■ **RECORDS FOR THIS TASK**
────────────────────
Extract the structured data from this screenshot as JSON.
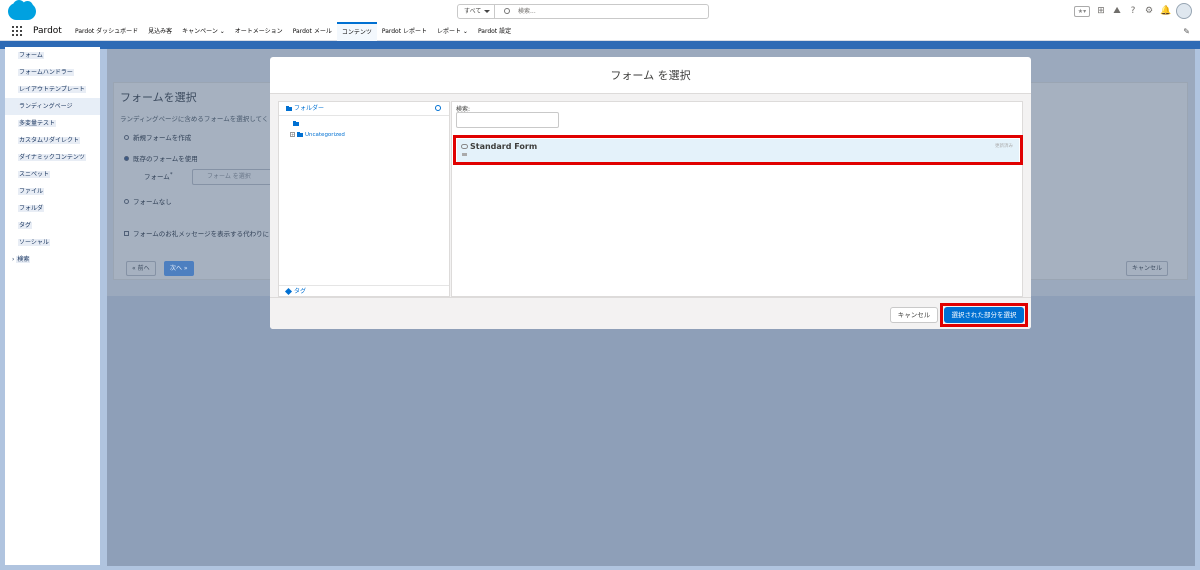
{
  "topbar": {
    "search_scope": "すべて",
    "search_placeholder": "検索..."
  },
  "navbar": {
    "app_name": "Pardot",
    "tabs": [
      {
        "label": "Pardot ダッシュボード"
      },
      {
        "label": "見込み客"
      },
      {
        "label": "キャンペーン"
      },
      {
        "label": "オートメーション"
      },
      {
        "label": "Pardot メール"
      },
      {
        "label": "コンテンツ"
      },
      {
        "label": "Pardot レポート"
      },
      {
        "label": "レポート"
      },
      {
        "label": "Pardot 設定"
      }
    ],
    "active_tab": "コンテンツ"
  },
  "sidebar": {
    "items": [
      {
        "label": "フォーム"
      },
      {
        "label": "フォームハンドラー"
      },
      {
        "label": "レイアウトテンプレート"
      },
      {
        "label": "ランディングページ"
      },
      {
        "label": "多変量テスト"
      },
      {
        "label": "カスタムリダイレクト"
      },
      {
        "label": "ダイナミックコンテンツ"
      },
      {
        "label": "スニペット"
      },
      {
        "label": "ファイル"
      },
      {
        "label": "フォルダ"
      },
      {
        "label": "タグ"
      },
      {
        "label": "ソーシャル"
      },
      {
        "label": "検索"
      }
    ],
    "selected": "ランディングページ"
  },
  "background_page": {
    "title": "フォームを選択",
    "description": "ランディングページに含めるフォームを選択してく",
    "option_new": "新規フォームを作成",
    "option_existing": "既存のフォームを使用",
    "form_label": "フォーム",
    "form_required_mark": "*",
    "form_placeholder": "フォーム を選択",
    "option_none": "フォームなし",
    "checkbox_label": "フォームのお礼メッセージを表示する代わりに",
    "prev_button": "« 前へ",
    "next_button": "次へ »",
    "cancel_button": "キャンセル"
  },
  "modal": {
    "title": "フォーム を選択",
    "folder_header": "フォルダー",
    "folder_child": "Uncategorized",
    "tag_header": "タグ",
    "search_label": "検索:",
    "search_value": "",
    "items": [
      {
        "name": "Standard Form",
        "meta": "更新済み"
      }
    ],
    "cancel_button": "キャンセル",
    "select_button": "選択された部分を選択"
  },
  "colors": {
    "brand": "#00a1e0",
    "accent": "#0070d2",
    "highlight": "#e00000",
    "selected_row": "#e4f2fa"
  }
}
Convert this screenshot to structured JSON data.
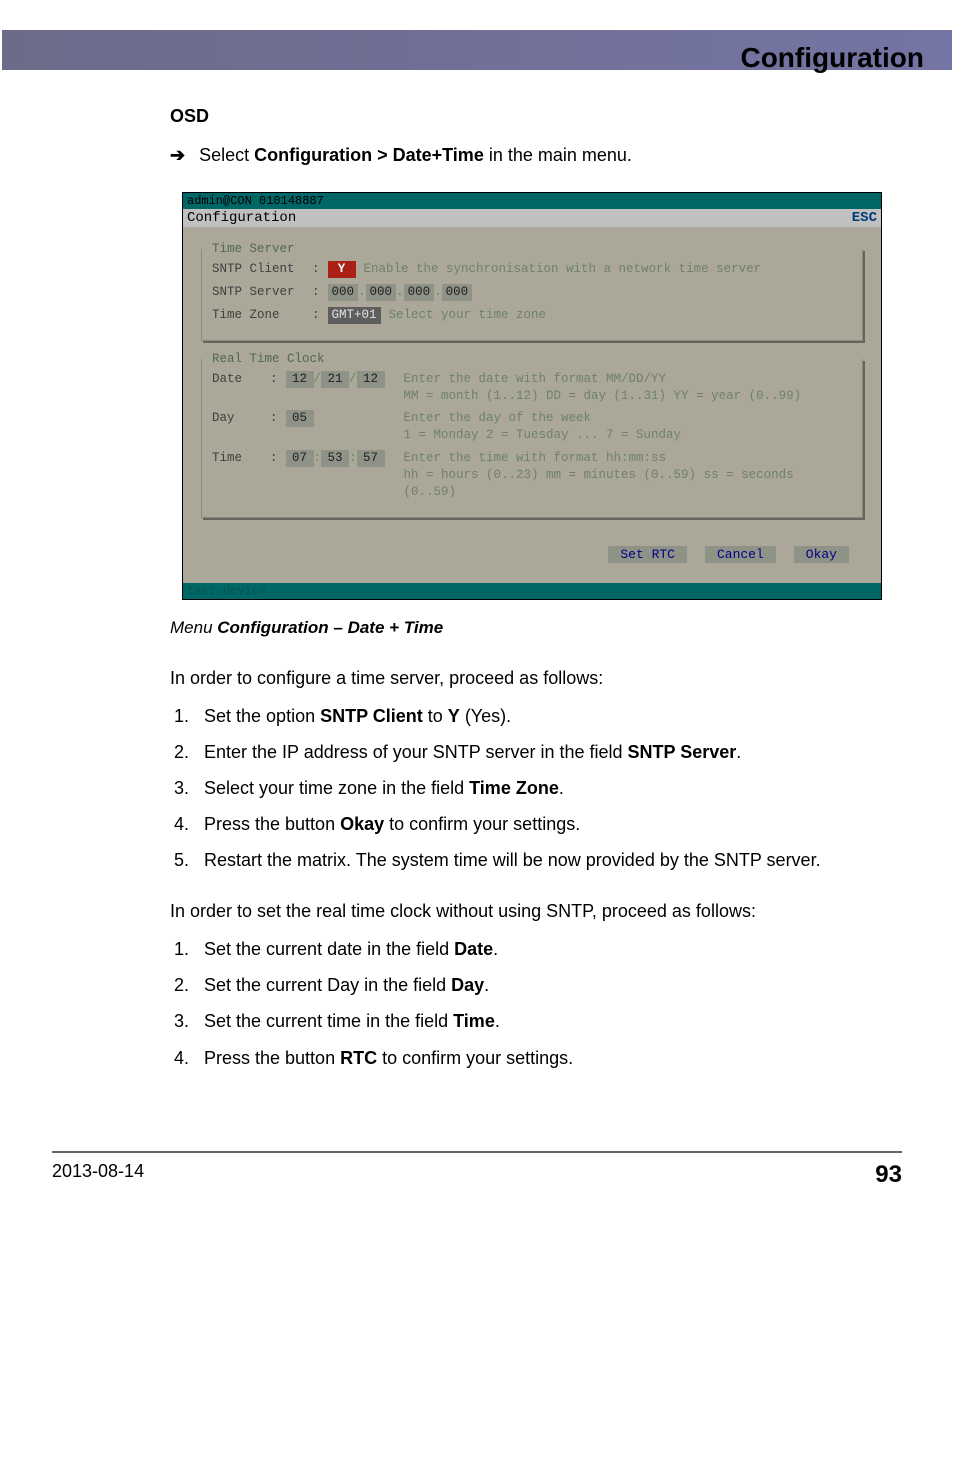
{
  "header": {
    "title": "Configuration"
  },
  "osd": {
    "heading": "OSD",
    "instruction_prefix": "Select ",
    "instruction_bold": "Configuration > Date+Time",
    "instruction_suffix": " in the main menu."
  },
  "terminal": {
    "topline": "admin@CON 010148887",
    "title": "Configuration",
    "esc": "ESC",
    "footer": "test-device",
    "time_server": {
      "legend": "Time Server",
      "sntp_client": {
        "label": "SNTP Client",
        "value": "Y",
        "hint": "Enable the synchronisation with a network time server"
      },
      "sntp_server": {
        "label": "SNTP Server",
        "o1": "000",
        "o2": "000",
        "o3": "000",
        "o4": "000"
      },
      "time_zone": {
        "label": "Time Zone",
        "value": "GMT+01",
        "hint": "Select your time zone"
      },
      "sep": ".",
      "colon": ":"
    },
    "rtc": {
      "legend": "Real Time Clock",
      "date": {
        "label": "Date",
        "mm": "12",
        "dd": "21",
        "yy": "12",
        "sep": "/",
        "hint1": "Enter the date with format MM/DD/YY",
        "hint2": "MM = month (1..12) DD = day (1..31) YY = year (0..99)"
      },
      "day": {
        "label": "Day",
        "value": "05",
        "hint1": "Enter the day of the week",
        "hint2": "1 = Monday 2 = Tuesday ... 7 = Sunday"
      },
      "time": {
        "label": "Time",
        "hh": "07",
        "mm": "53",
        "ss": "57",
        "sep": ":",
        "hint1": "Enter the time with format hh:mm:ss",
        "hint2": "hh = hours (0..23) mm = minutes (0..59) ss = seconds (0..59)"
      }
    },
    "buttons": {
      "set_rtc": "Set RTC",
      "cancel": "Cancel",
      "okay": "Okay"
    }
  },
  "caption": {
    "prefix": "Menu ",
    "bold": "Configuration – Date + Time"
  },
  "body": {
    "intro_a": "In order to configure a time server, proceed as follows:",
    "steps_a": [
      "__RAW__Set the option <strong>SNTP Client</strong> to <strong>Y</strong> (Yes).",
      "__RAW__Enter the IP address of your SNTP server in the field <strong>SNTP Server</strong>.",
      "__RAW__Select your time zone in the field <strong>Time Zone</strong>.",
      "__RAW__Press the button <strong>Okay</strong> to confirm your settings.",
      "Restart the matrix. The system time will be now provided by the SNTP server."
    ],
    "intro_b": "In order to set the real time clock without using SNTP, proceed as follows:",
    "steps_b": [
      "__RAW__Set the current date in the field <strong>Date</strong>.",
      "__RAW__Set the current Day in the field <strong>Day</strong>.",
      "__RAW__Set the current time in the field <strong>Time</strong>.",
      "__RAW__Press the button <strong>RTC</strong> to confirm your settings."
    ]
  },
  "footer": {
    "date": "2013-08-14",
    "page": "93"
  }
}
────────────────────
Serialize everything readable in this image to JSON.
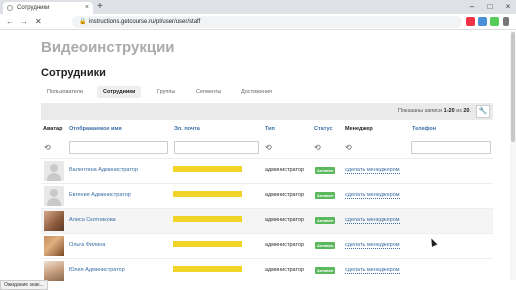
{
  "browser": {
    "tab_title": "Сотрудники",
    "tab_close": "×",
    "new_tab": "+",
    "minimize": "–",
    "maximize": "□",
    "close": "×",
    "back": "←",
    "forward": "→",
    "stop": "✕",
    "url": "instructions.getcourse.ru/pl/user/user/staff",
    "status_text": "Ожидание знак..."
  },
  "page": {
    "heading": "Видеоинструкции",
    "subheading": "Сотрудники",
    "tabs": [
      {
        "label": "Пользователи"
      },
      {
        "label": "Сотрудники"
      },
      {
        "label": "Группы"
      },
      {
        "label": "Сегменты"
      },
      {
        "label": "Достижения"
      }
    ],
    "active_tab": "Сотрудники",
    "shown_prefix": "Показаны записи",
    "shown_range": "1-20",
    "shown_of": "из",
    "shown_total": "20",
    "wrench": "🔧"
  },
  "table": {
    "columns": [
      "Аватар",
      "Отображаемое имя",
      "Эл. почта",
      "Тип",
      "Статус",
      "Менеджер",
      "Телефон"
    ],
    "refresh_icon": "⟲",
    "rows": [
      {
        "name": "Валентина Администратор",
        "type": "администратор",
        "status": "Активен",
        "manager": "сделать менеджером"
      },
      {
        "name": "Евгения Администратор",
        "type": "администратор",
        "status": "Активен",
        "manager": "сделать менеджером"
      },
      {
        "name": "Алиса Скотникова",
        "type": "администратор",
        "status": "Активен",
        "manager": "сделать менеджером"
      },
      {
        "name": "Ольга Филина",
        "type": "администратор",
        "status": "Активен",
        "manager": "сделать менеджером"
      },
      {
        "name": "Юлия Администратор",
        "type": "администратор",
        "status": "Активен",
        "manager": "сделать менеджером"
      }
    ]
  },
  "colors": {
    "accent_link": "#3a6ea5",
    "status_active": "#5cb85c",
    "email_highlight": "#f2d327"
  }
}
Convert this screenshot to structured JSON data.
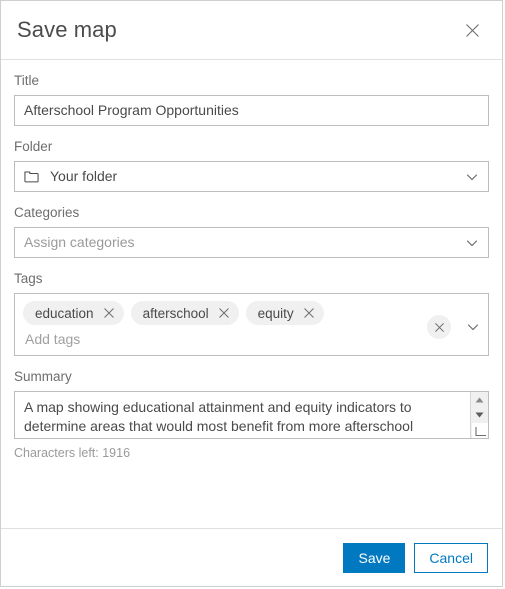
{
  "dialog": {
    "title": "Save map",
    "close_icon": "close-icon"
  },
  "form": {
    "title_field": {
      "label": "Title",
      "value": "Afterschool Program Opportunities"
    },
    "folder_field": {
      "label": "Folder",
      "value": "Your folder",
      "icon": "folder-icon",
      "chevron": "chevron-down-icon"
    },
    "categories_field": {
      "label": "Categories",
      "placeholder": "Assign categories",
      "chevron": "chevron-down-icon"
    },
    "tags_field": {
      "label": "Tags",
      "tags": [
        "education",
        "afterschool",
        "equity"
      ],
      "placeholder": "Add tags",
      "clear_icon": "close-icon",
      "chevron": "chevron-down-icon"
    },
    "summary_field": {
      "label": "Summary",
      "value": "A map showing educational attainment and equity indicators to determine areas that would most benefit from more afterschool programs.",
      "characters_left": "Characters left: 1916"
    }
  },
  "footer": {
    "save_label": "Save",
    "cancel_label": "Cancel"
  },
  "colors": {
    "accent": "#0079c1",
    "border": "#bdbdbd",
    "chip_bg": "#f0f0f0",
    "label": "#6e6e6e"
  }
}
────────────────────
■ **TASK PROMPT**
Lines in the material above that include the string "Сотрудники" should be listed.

■ **OUTPUT BELOW**
    "tab_title": "Сотрудники",
    "subheading": "Сотрудники",
        "label": "Сотрудники"
    "active_tab": "Сотрудники",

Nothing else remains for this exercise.